Dataset excerpts
◆ ◆ ◆ ◆ ◆

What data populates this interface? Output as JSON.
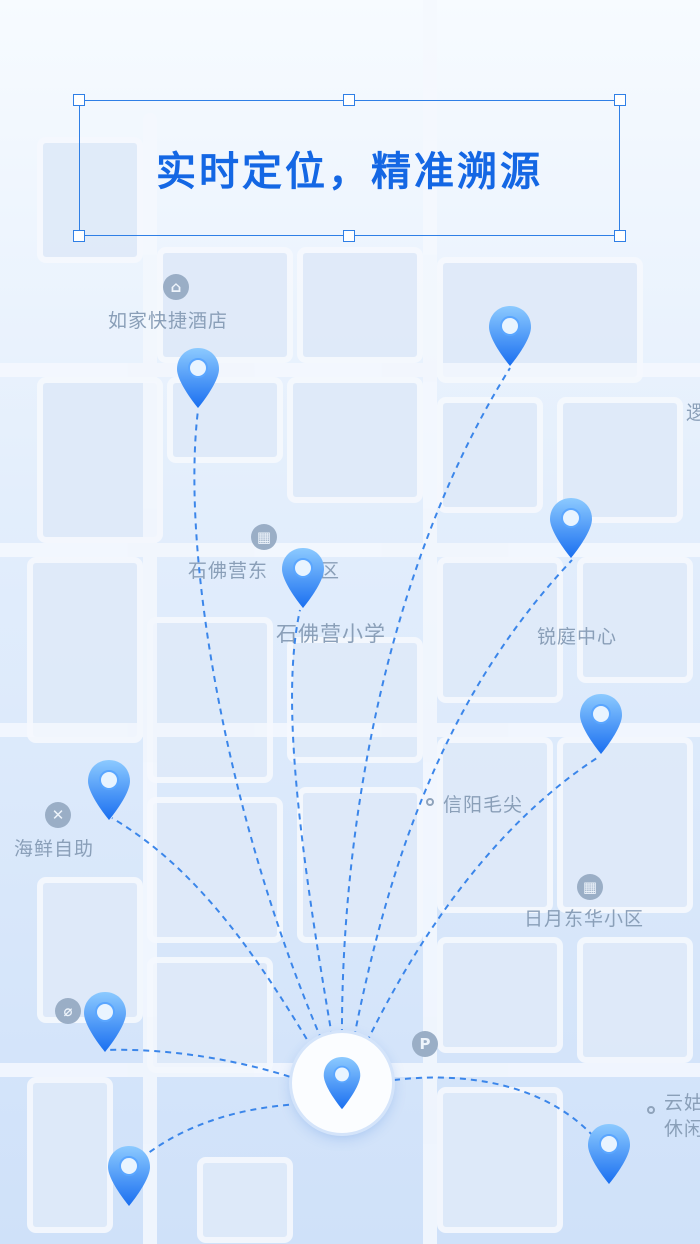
{
  "header": {
    "title": "实时定位，精准溯源"
  },
  "map": {
    "labels": {
      "hotel": "如家快捷酒店",
      "community_sfy_east": "石佛营东",
      "community_suffix": "区",
      "school": "石佛营小学",
      "ruiting": "锐庭中心",
      "xinyang": "信阳毛尖",
      "seafood": "海鲜自助",
      "riyue": "日月东华小区",
      "yun_line1": "云姑",
      "yun_line2": "休闲",
      "edge_char": "逻"
    },
    "icons": {
      "hotel": "bed-icon",
      "community": "building-icon",
      "restaurant": "fork-knife-icon",
      "parking": "parking-icon",
      "parking_glyph": "P"
    }
  },
  "colors": {
    "accent": "#1467e4",
    "pin_gradient_top": "#7cc0ff",
    "pin_gradient_bottom": "#1a6ff0",
    "route_line": "#3b86ea"
  }
}
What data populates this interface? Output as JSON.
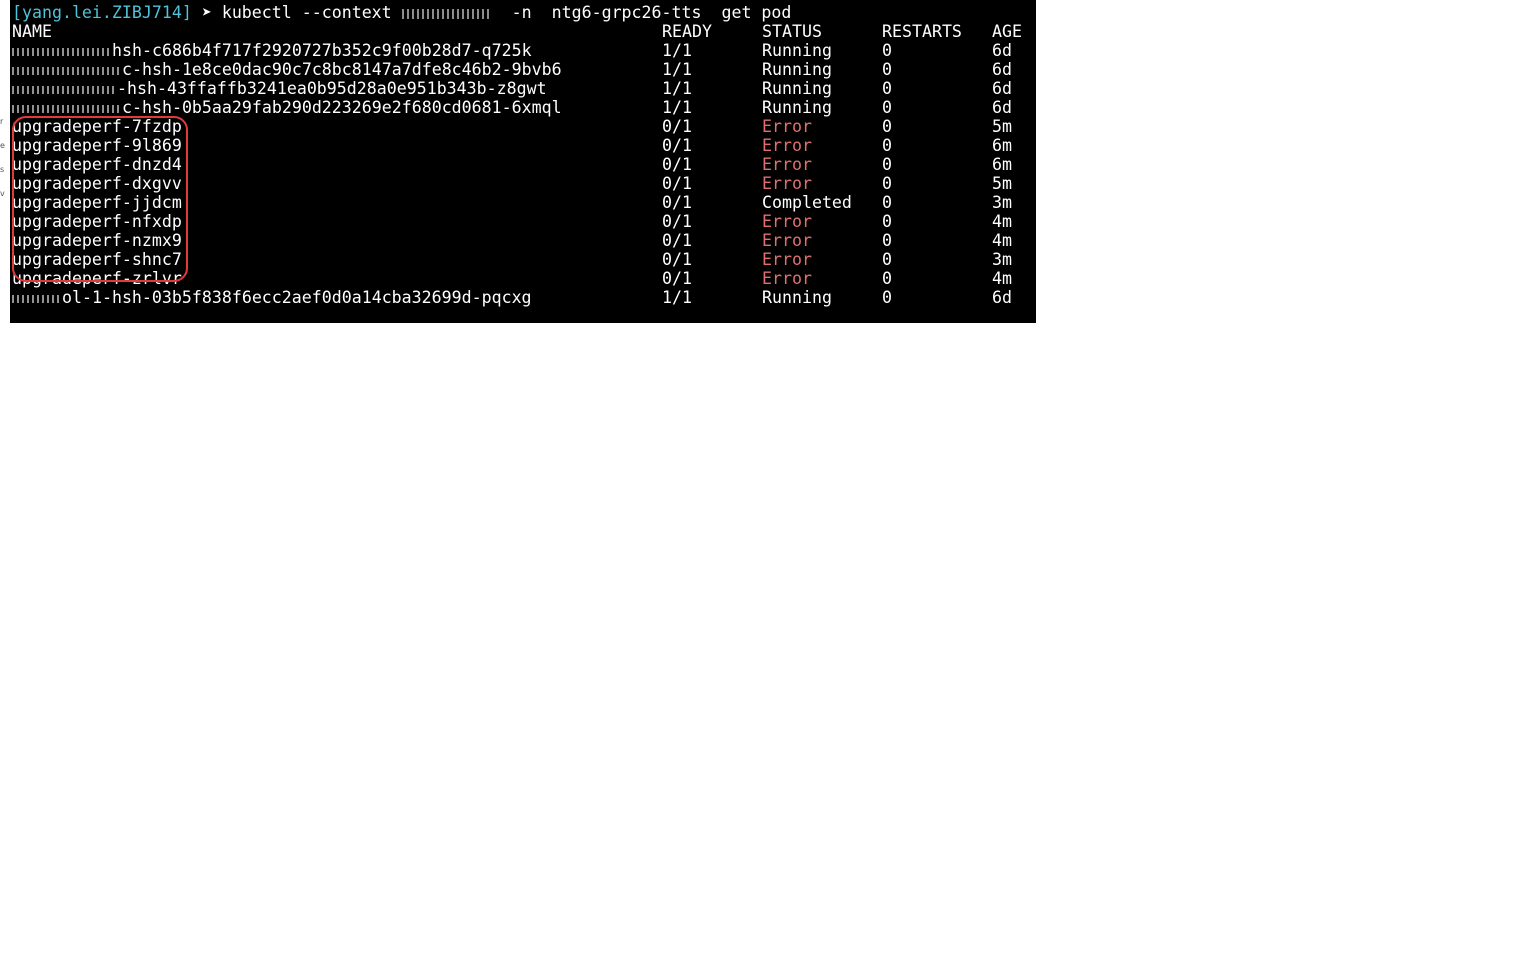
{
  "terminal": {
    "prompt": "[yang.lei.ZIBJ714]",
    "arrow": "➤",
    "command_parts": {
      "cmd": "kubectl --context",
      "flag_n": "-n",
      "namespace": "ntg6-grpc26-tts",
      "action": "get pod"
    }
  },
  "table": {
    "headers": {
      "name": "NAME",
      "ready": "READY",
      "status": "STATUS",
      "restarts": "RESTARTS",
      "age": "AGE"
    },
    "rows": [
      {
        "prefix": "",
        "name": "hsh-c686b4f717f2920727b352c9f00b28d7-q725k",
        "ready": "1/1",
        "status": "Running",
        "restarts": "0",
        "age": "6d",
        "error": false
      },
      {
        "prefix": "",
        "name": "c-hsh-1e8ce0dac90c7c8bc8147a7dfe8c46b2-9bvb6",
        "ready": "1/1",
        "status": "Running",
        "restarts": "0",
        "age": "6d",
        "error": false
      },
      {
        "prefix": "",
        "name": "-hsh-43ffaffb3241ea0b95d28a0e951b343b-z8gwt",
        "ready": "1/1",
        "status": "Running",
        "restarts": "0",
        "age": "6d",
        "error": false
      },
      {
        "prefix": "",
        "name": "c-hsh-0b5aa29fab290d223269e2f680cd0681-6xmql",
        "ready": "1/1",
        "status": "Running",
        "restarts": "0",
        "age": "6d",
        "error": false
      },
      {
        "prefix": "",
        "name": "upgradeperf-7fzdp",
        "ready": "0/1",
        "status": "Error",
        "restarts": "0",
        "age": "5m",
        "error": true
      },
      {
        "prefix": "",
        "name": "upgradeperf-9l869",
        "ready": "0/1",
        "status": "Error",
        "restarts": "0",
        "age": "6m",
        "error": true
      },
      {
        "prefix": "",
        "name": "upgradeperf-dnzd4",
        "ready": "0/1",
        "status": "Error",
        "restarts": "0",
        "age": "6m",
        "error": true
      },
      {
        "prefix": "",
        "name": "upgradeperf-dxgvv",
        "ready": "0/1",
        "status": "Error",
        "restarts": "0",
        "age": "5m",
        "error": true
      },
      {
        "prefix": "",
        "name": "upgradeperf-jjdcm",
        "ready": "0/1",
        "status": "Completed",
        "restarts": "0",
        "age": "3m",
        "error": false
      },
      {
        "prefix": "",
        "name": "upgradeperf-nfxdp",
        "ready": "0/1",
        "status": "Error",
        "restarts": "0",
        "age": "4m",
        "error": true
      },
      {
        "prefix": "",
        "name": "upgradeperf-nzmx9",
        "ready": "0/1",
        "status": "Error",
        "restarts": "0",
        "age": "4m",
        "error": true
      },
      {
        "prefix": "",
        "name": "upgradeperf-shnc7",
        "ready": "0/1",
        "status": "Error",
        "restarts": "0",
        "age": "3m",
        "error": true
      },
      {
        "prefix": "",
        "name": "upgradeperf-zrlvr",
        "ready": "0/1",
        "status": "Error",
        "restarts": "0",
        "age": "4m",
        "error": true
      },
      {
        "prefix": "",
        "name": "ol-1-hsh-03b5f838f6ecc2aef0d0a14cba32699d-pqcxg",
        "ready": "1/1",
        "status": "Running",
        "restarts": "0",
        "age": "6d",
        "error": false
      }
    ]
  },
  "colors": {
    "terminal_bg": "#000000",
    "text": "#ffffff",
    "prompt": "#4fc3d9",
    "error": "#e07070",
    "highlight": "#e03a3a"
  }
}
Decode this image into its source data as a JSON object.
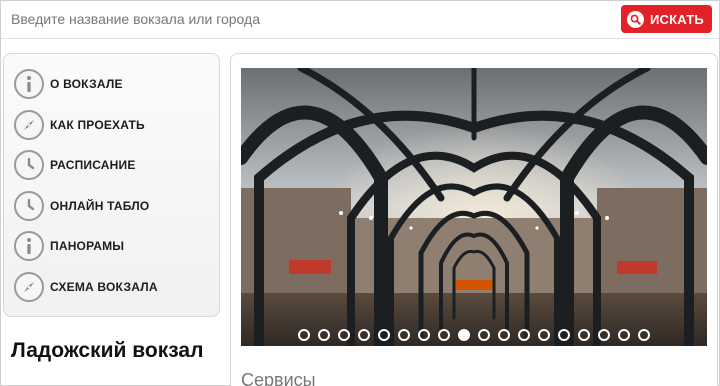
{
  "search": {
    "placeholder": "Введите название вокзала или города",
    "button_label": "ИСКАТЬ"
  },
  "sidebar": {
    "items": [
      {
        "label": "О ВОКЗАЛЕ",
        "icon": "info-icon"
      },
      {
        "label": "КАК ПРОЕХАТЬ",
        "icon": "compass-icon"
      },
      {
        "label": "РАСПИСАНИЕ",
        "icon": "clock-icon"
      },
      {
        "label": "ОНЛАЙН ТАБЛО",
        "icon": "clock-icon"
      },
      {
        "label": "ПАНОРАМЫ",
        "icon": "info-icon"
      },
      {
        "label": "СХЕМА ВОКЗАЛА",
        "icon": "compass-icon"
      }
    ]
  },
  "station": {
    "title": "Ладожский вокзал"
  },
  "gallery": {
    "slide_count": 18,
    "active_index": 8
  },
  "main": {
    "section_title": "Сервисы"
  },
  "colors": {
    "accent": "#e32129",
    "icon_border": "#9a9a9a",
    "text_dark": "#1d1d1d"
  }
}
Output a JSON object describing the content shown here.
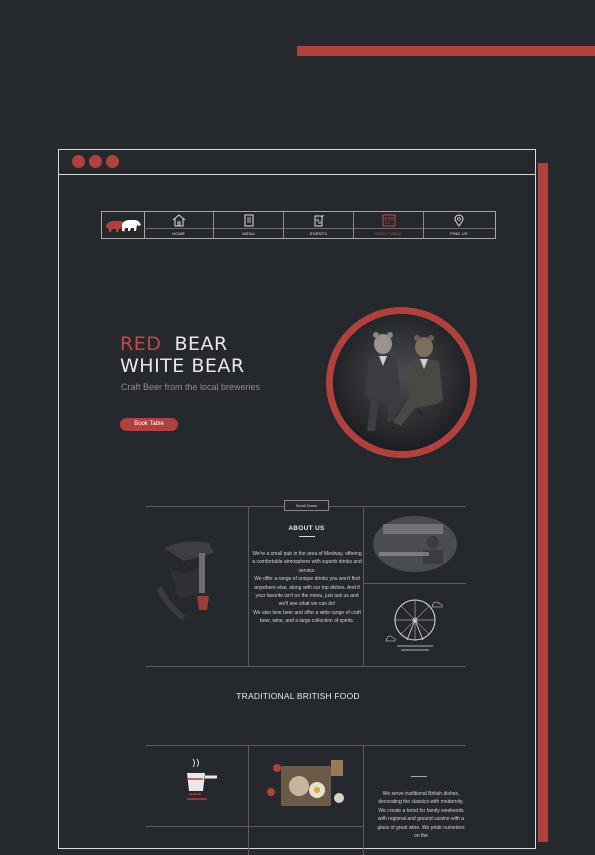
{
  "colors": {
    "accent": "#b1413d",
    "background": "#26292d",
    "text": "#e8e8e8",
    "muted": "#8e8e8e"
  },
  "nav": {
    "items": [
      {
        "label": "HOME",
        "icon": "home-icon"
      },
      {
        "label": "MENU",
        "icon": "menu-book-icon"
      },
      {
        "label": "EVENTS",
        "icon": "events-icon"
      },
      {
        "label": "BOOK TABLE",
        "icon": "book-table-icon",
        "active": true
      },
      {
        "label": "FIND US",
        "icon": "location-pin-icon"
      }
    ]
  },
  "hero": {
    "title_red": "RED",
    "title_white": "BEAR",
    "title_line2": "WHITE  BEAR",
    "subtitle": "Craft Beer from the local breweries",
    "cta": "Book Table"
  },
  "scroll_label": "Scroll Down",
  "about": {
    "title": "ABOUT US",
    "text": "We're a small pub in the area of Medway, offering a comfortable atmosphere with superb drinks and service.\nWe offer a range of unique drinks you won't find anywhere else, along with our top dishes. And if your favorite isn't on the menu, just ask us and we'll see what we can do!\nWe also love beer and offer a wide range of craft beer, wine, and a large collection of spirits."
  },
  "food": {
    "title": "TRADITIONAL BRITISH FOOD",
    "text": "We serve traditional British dishes, decorating the classics with modernity. We create a trend for family weekends with regional and ground cuisine with a glass of great wine. We pride ourselves on the"
  }
}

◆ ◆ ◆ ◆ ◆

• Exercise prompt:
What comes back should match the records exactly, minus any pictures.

• Result of this task:
What data populates this interface? Output as JSON.
{
  "header": {
    "title": "实时定位，精准溯源"
  },
  "map": {
    "labels": {
      "hotel": "如家快捷酒店",
      "community_sfy_east": "石佛营东",
      "community_suffix": "区",
      "school": "石佛营小学",
      "ruiting": "锐庭中心",
      "xinyang": "信阳毛尖",
      "seafood": "海鲜自助",
      "riyue": "日月东华小区",
      "yun_line1": "云姑",
      "yun_line2": "休闲",
      "edge_char": "逻"
    },
    "icons": {
      "hotel": "bed-icon",
      "community": "building-icon",
      "restaurant": "fork-knife-icon",
      "parking": "parking-icon",
      "parking_glyph": "P"
    }
  },
  "colors": {
    "accent": "#1467e4",
    "pin_gradient_top": "#7cc0ff",
    "pin_gradient_bottom": "#1a6ff0",
    "route_line": "#3b86ea"
  }
}
What data populates this interface? Output as JSON.
{
  "terminal": {
    "prompt": "[yang.lei.ZIBJ714]",
    "arrow": "➤",
    "command_parts": {
      "cmd": "kubectl --context",
      "flag_n": "-n",
      "namespace": "ntg6-grpc26-tts",
      "action": "get pod"
    }
  },
  "table": {
    "headers": {
      "name": "NAME",
      "ready": "READY",
      "status": "STATUS",
      "restarts": "RESTARTS",
      "age": "AGE"
    },
    "rows": [
      {
        "prefix": "",
        "name": "hsh-c686b4f717f2920727b352c9f00b28d7-q725k",
        "ready": "1/1",
        "status": "Running",
        "restarts": "0",
        "age": "6d",
        "error": false
      },
      {
        "prefix": "",
        "name": "c-hsh-1e8ce0dac90c7c8bc8147a7dfe8c46b2-9bvb6",
        "ready": "1/1",
        "status": "Running",
        "restarts": "0",
        "age": "6d",
        "error": false
      },
      {
        "prefix": "",
        "name": "-hsh-43ffaffb3241ea0b95d28a0e951b343b-z8gwt",
        "ready": "1/1",
        "status": "Running",
        "restarts": "0",
        "age": "6d",
        "error": false
      },
      {
        "prefix": "",
        "name": "c-hsh-0b5aa29fab290d223269e2f680cd0681-6xmql",
        "ready": "1/1",
        "status": "Running",
        "restarts": "0",
        "age": "6d",
        "error": false
      },
      {
        "prefix": "",
        "name": "upgradeperf-7fzdp",
        "ready": "0/1",
        "status": "Error",
        "restarts": "0",
        "age": "5m",
        "error": true
      },
      {
        "prefix": "",
        "name": "upgradeperf-9l869",
        "ready": "0/1",
        "status": "Error",
        "restarts": "0",
        "age": "6m",
        "error": true
      },
      {
        "prefix": "",
        "name": "upgradeperf-dnzd4",
        "ready": "0/1",
        "status": "Error",
        "restarts": "0",
        "age": "6m",
        "error": true
      },
      {
        "prefix": "",
        "name": "upgradeperf-dxgvv",
        "ready": "0/1",
        "status": "Error",
        "restarts": "0",
        "age": "5m",
        "error": true
      },
      {
        "prefix": "",
        "name": "upgradeperf-jjdcm",
        "ready": "0/1",
        "status": "Completed",
        "restarts": "0",
        "age": "3m",
        "error": false
      },
      {
        "prefix": "",
        "name": "upgradeperf-nfxdp",
        "ready": "0/1",
        "status": "Error",
        "restarts": "0",
        "age": "4m",
        "error": true
      },
      {
        "prefix": "",
        "name": "upgradeperf-nzmx9",
        "ready": "0/1",
        "status": "Error",
        "restarts": "0",
        "age": "4m",
        "error": true
      },
      {
        "prefix": "",
        "name": "upgradeperf-shnc7",
        "ready": "0/1",
        "status": "Error",
        "restarts": "0",
        "age": "3m",
        "error": true
      },
      {
        "prefix": "",
        "name": "upgradeperf-zrlvr",
        "ready": "0/1",
        "status": "Error",
        "restarts": "0",
        "age": "4m",
        "error": true
      },
      {
        "prefix": "",
        "name": "ol-1-hsh-03b5f838f6ecc2aef0d0a14cba32699d-pqcxg",
        "ready": "1/1",
        "status": "Running",
        "restarts": "0",
        "age": "6d",
        "error": false
      }
    ]
  },
  "colors": {
    "terminal_bg": "#000000",
    "text": "#ffffff",
    "prompt": "#4fc3d9",
    "error": "#e07070",
    "highlight": "#e03a3a"
  }
}
Decode this image into its source data as a JSON object.
{
  "search": {
    "placeholder": "Введите название вокзала или города",
    "button_label": "ИСКАТЬ"
  },
  "sidebar": {
    "items": [
      {
        "label": "О ВОКЗАЛЕ",
        "icon": "info-icon"
      },
      {
        "label": "КАК ПРОЕХАТЬ",
        "icon": "compass-icon"
      },
      {
        "label": "РАСПИСАНИЕ",
        "icon": "clock-icon"
      },
      {
        "label": "ОНЛАЙН ТАБЛО",
        "icon": "clock-icon"
      },
      {
        "label": "ПАНОРАМЫ",
        "icon": "info-icon"
      },
      {
        "label": "СХЕМА ВОКЗАЛА",
        "icon": "compass-icon"
      }
    ]
  },
  "station": {
    "title": "Ладожский вокзал"
  },
  "gallery": {
    "slide_count": 18,
    "active_index": 8
  },
  "main": {
    "section_title": "Сервисы"
  },
  "colors": {
    "accent": "#e32129",
    "icon_border": "#9a9a9a",
    "text_dark": "#1d1d1d"
  }
}
Output a JSON object describing the content shown here.
{
  "colors": {
    "accent": "#b1413d",
    "background": "#26292d",
    "text": "#e8e8e8",
    "muted": "#8e8e8e"
  },
  "nav": {
    "items": [
      {
        "label": "HOME",
        "icon": "home-icon"
      },
      {
        "label": "MENU",
        "icon": "menu-book-icon"
      },
      {
        "label": "EVENTS",
        "icon": "events-icon"
      },
      {
        "label": "BOOK TABLE",
        "icon": "book-table-icon",
        "active": true
      },
      {
        "label": "FIND US",
        "icon": "location-pin-icon"
      }
    ]
  },
  "hero": {
    "title_red": "RED",
    "title_white": "BEAR",
    "title_line2": "WHITE  BEAR",
    "subtitle": "Craft Beer from the local breweries",
    "cta": "Book Table"
  },
  "scroll_label": "Scroll Down",
  "about": {
    "title": "ABOUT US",
    "text": "We're a small pub in the area of Medway, offering a comfortable atmosphere with superb drinks and service.\nWe offer a range of unique drinks you won't find anywhere else, along with our top dishes. And if your favorite isn't on the menu, just ask us and we'll see what we can do!\nWe also love beer and offer a wide range of craft beer, wine, and a large collection of spirits."
  },
  "food": {
    "title": "TRADITIONAL BRITISH FOOD",
    "text": "We serve traditional British dishes, decorating the classics with modernity. We create a trend for family weekends with regional and ground cuisine with a glass of great wine. We pride ourselves on the"
  }
}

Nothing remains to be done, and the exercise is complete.